Handset statistics are notoriously hard to come by – only the operators know what handsets are actually being used by all customers on their network, and they won’t tell. Every other purveyor of statistics has an inherent bias, which makes them more attractive for some analyses and less for others. For example:
- GetJar make comprehensive statistics available for who is downloading applications from their site and have huge cross-operator volumes of downloads
- …but many of these are downloaded via the web and synced through a cable, a highly unusual activity for most mobile users
- …which puts a huge skew on the data – I’m pretty certain Amoi aren’t actually larger in the UK market than RIM’s Blackberry.
- Bango publish a Top 20 handsets list every month or so, with a skew for their operator relationships
- Top 20 is great but there are plenty of handsets below that which are still worth supporting
- AdMob have some immensely detailed metrics reports, but again the operator partner skew was always very visible
- I’m just not convinced that anything by ZTE is actually in the Top 10 most popular UK phones!
- I’m also unconvinced that the iPod Touch is much more popular than the iPhone…
All of these statistics have great value, but none of these companies can actually give an overall picture fo the entire market. Each set will be skewed heavily based on the type of user attracted to the service and the operator relationships that service has. To find out the overall market picture fudge them all together and treat with care – but by profiling each site you can find out more useful information for specific needs.
AdMob, as the main provider of mobile web advertising, offer a very good view of the mobile data user, who would also be an obvious early adopter of any mobile service requiring net access, be it web-based or a networked application.
Traditionally, AdMob have just given a Top N list of device models and some aggregate manufacturer numbers, which were never enough to tell anything useful – their strong relationship with MVNO Three clearly led to some very obvious weird “popular” handsets showing up and called all of the data into question.
I had always dismissed them at this point and moved on. Fortunately, though, when you look inside the reports they publish per-operator statistics for each manufacturer – so we can actually derive some meaningful national conclusions!
Hacking The Stats
So – why hack? Don’t we have everything we need?
Sadly not – the July ’09 report is a very nice professional PDF given graphical summaries of the manufacturer breakdown per-operator, as a series of proportions in stacked columns:
Whilst it is flattering, as a Jersey boy, to see Jersey Telecoms given equal weight to Vodafone, I have a sneaking suspicion that the entire population of Jersey is equivalent to a rounding error when counting Vodafone’s UK customer base.
What we need is to convert these into national numbers, by weighting all of the proportions by the size of the operator.
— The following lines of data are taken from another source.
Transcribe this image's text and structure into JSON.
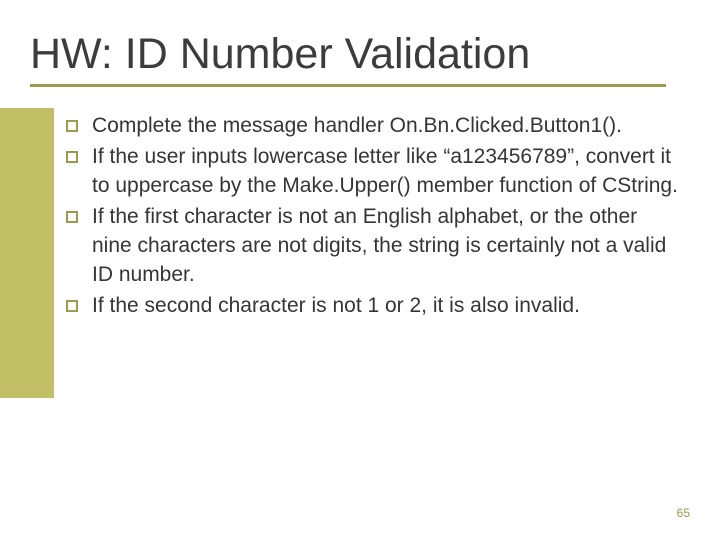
{
  "title": "HW: ID Number Validation",
  "bullets": [
    "Complete the message handler On.Bn.Clicked.Button1().",
    "If the user inputs lowercase letter like “a123456789”, convert it to uppercase by the Make.Upper() member function of CString.",
    "If the first character is not an English alphabet, or the other nine characters are not digits, the string is certainly not a valid ID number.",
    "If the second character is not 1 or 2, it is also invalid."
  ],
  "page_number": "65"
}
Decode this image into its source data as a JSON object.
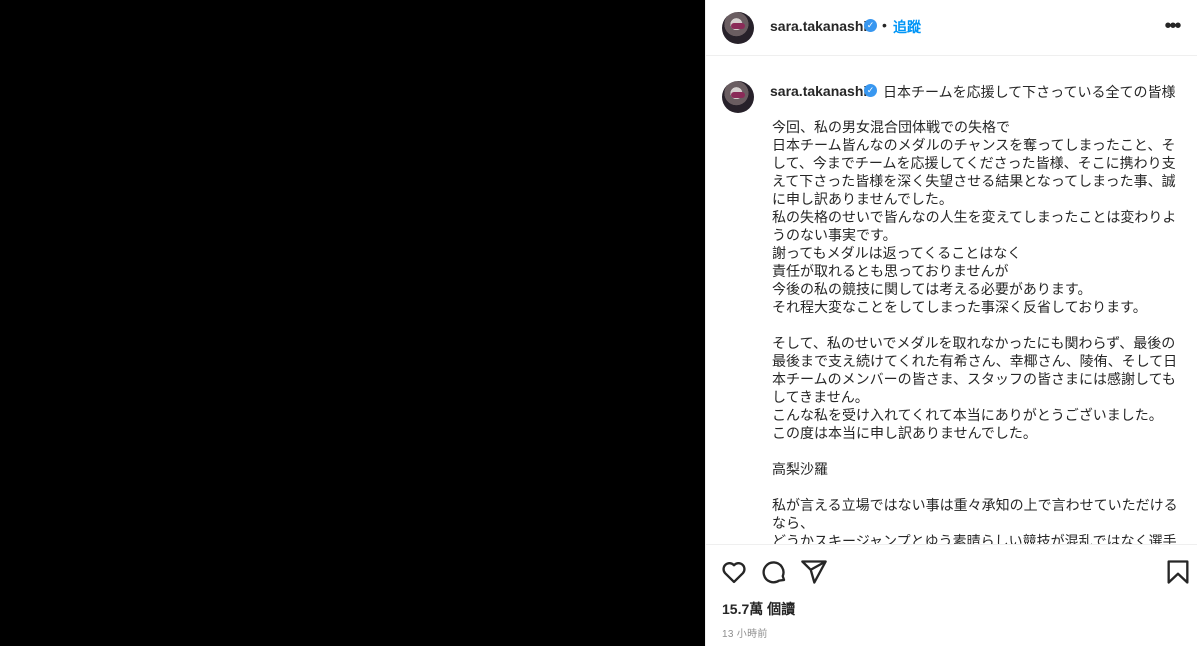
{
  "post": {
    "username": "sara.takanashi",
    "verified_mark": "✓",
    "follow_label": "追蹤",
    "dot": "•",
    "more_icon": "more-horizontal-icon"
  },
  "caption": {
    "username": "sara.takanashi",
    "first_line": "日本チームを応援して下さっている全ての皆様",
    "body": "今回、私の男女混合団体戦での失格で\n日本チーム皆んなのメダルのチャンスを奪ってしまったこと、そして、今までチームを応援してくださった皆様、そこに携わり支えて下さった皆様を深く失望させる結果となってしまった事、誠に申し訳ありませんでした。\n私の失格のせいで皆んなの人生を変えてしまったことは変わりようのない事実です。\n謝ってもメダルは返ってくることはなく\n責任が取れるとも思っておりませんが\n今後の私の競技に関しては考える必要があります。\nそれ程大変なことをしてしまった事深く反省しております。\n\nそして、私のせいでメダルを取れなかったにも関わらず、最後の最後まで支え続けてくれた有希さん、幸椰さん、陵侑、そして日本チームのメンバーの皆さま、スタッフの皆さまには感謝してもしてきません。\nこんな私を受け入れてくれて本当にありがとうございました。\nこの度は本当に申し訳ありませんでした。\n\n高梨沙羅\n\n私が言える立場ではない事は重々承知の上で言わせていただけるなら、\nどうかスキージャンプとゆう素晴らしい競技が混乱ではなく選手"
  },
  "actions": {
    "like_icon": "heart-icon",
    "comment_icon": "comment-icon",
    "share_icon": "paper-plane-icon",
    "save_icon": "bookmark-icon"
  },
  "stats": {
    "views": "15.7萬 個讀",
    "time": "13 小時前"
  }
}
The only way to do this with the public information is to screenshot the graph from the PDF at the largest size you can get it, and count the pixels for every bar – tedious, but luckily for you I’ve done it for you.
Telecoms Market Research provide some useful figures from Q1 2008 for each operator (not up to date, but close enough for these purposes):
Once we aggregate all of these weighted proportions, we end up with the following rough proportions for manufacturers among early mobile web adopters:
It won’t help everyone, but hopefully it is of some use for anyone struggling for some statistics!